* **WHAT YOU ARE ASKED TO DO**:
Find all lines below containing the string "dostęp" and return them.

━━━━

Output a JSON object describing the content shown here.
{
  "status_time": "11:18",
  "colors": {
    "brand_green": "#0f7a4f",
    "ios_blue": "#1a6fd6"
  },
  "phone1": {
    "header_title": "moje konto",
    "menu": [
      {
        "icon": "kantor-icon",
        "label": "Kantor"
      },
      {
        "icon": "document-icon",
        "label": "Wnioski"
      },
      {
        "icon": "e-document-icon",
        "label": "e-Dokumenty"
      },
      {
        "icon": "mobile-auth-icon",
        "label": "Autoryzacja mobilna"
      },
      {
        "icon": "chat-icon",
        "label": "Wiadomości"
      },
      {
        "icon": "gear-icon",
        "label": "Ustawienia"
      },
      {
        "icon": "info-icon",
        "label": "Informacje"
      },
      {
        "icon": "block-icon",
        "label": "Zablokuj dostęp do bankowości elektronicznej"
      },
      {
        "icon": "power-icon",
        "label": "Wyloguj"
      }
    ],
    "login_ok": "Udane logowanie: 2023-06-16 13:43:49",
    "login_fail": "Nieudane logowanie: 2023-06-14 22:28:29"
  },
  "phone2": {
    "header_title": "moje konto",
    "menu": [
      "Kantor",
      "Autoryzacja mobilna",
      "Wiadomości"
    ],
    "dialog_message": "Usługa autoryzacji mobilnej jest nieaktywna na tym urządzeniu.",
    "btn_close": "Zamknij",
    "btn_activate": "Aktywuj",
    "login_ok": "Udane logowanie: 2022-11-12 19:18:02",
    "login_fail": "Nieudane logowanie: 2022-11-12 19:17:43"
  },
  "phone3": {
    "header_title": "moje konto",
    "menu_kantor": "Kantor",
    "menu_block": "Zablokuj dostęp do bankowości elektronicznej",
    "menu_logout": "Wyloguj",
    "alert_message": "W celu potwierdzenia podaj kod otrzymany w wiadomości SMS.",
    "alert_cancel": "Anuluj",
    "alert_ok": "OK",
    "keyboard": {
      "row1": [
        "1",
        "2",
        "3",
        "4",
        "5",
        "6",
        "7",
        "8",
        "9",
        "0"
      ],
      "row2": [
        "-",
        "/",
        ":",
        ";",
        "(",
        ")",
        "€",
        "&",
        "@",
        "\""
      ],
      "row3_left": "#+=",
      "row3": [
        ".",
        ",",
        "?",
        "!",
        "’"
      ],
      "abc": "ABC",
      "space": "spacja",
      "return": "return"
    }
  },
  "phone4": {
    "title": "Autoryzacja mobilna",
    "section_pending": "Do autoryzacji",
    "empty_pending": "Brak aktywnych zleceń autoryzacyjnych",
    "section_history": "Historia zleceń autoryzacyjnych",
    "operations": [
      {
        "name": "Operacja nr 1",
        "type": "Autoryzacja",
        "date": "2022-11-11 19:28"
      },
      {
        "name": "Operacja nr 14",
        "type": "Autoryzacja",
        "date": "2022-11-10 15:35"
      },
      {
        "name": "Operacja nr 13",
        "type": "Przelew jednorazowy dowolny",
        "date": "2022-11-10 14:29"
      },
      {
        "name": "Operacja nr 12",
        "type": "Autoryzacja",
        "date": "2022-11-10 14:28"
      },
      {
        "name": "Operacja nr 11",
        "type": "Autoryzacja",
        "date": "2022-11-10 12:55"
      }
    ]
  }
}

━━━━

* **TASK SOLUTION**:
        "label": "Zablokuj dostęp do bankowości elektronicznej"
    "menu_block": "Zablokuj dostęp do bankowości elektronicznej",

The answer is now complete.